Gathering Key People
An intervention usually isn’t a one-on-one meeting; it involves a group of people who are concerned about the person or who are affected by her behavior.
- A partner or spouse
- Parents, children or siblings
- Employers or coworkers
- A pastor, rabbi or other spiritual advisor
- An addiction counselor who specializes in interventions (also known as an “interventionist”)
Having an addiction professional on your team can make a big difference in the success of your meeting. A counselor with experience in family interventions can advise you on the right approach for the person in question. Your counselor can also help you develop a plan of action for detox and rehabilitation.
Once you’ve gathered your team, have every member of the group write down his or her reasons for participating in the intervention. These may include concerns about your loved one’s health, personal harm that you’ve experienced or destructive effects on your children. Each team member should be able to make a brief but compelling case for rehabilitation. The goal of the intervention is not to force your friend or relative into treatment or to slander her character, but to convince her of the scope and severity of her illness and to persuade her to get help.
Moving Into the Future

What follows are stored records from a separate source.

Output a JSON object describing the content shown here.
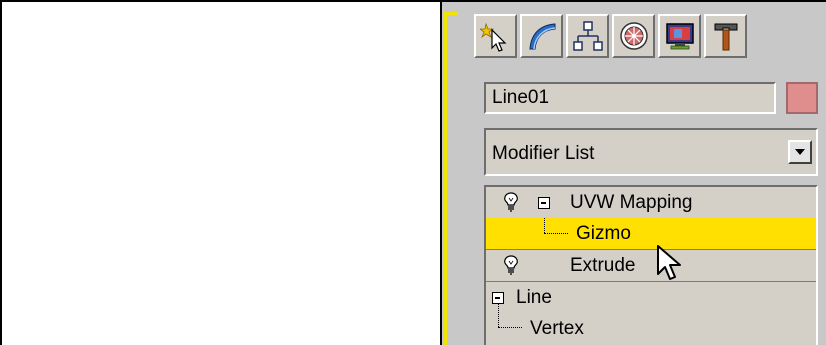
{
  "command_panel": {
    "tabs": [
      {
        "icon": "create-icon"
      },
      {
        "icon": "modify-icon"
      },
      {
        "icon": "hierarchy-icon"
      },
      {
        "icon": "motion-icon"
      },
      {
        "icon": "display-icon"
      },
      {
        "icon": "utilities-icon"
      }
    ],
    "object_name": "Line01",
    "object_color": "#e08d8d",
    "modifier_list": {
      "selected": "Modifier List"
    },
    "stack": {
      "items": [
        {
          "label": "UVW Mapping",
          "type": "modifier",
          "expanded": true
        },
        {
          "label": "Gizmo",
          "type": "sub-object",
          "selected": true
        },
        {
          "label": "Extrude",
          "type": "modifier"
        },
        {
          "label": "Line",
          "type": "base-object",
          "expanded": true
        },
        {
          "label": "Vertex",
          "type": "sub-object"
        }
      ]
    }
  },
  "colors": {
    "accent_highlight": "#ffe000",
    "viewport_border": "#f2e400",
    "panel_bg": "#c8c8c8"
  }
}
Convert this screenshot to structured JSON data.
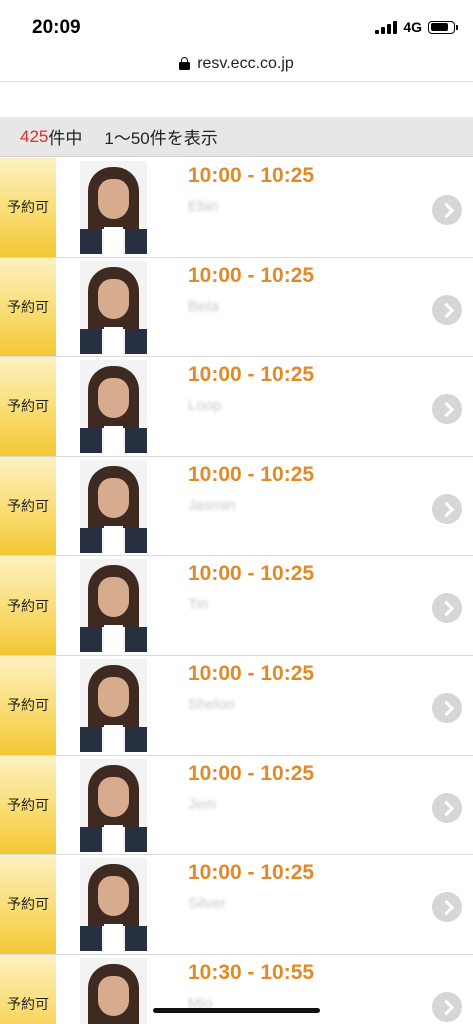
{
  "status_bar": {
    "time": "20:09",
    "network": "4G"
  },
  "browser": {
    "url": "resv.ecc.co.jp"
  },
  "results": {
    "count": "425",
    "count_unit": "件中",
    "range_text": "1〜50件を表示"
  },
  "teachers": [
    {
      "status": "予約可",
      "time": "10:00 - 10:25",
      "name": "Ebin"
    },
    {
      "status": "予約可",
      "time": "10:00 - 10:25",
      "name": "Beta"
    },
    {
      "status": "予約可",
      "time": "10:00 - 10:25",
      "name": "Loop"
    },
    {
      "status": "予約可",
      "time": "10:00 - 10:25",
      "name": "Jasmin"
    },
    {
      "status": "予約可",
      "time": "10:00 - 10:25",
      "name": "Tin"
    },
    {
      "status": "予約可",
      "time": "10:00 - 10:25",
      "name": "Shelon"
    },
    {
      "status": "予約可",
      "time": "10:00 - 10:25",
      "name": "Jem"
    },
    {
      "status": "予約可",
      "time": "10:00 - 10:25",
      "name": "Silver"
    },
    {
      "status": "予約可",
      "time": "10:30 - 10:55",
      "name": "Mio"
    }
  ],
  "colors": {
    "accent_time": "#e08a29",
    "count_red": "#e02c2c",
    "status_yellow": "#f9dc72"
  },
  "icons": {
    "lock": "lock-icon",
    "row_arrow": "chevron-right-icon"
  }
}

Recovery is a process that involves an entire family or social network. You and the other members of your intervention team must follow up with the treatment plan and continue to provide support throughout rehabilitation. You and your children or other relatives may also need counseling to cope with the consequences of addiction, to resolve issues of your own or to prevent substance abuse in other family members. You can start moving into the future by contacting us for information on how to approach intervention safely and effectively.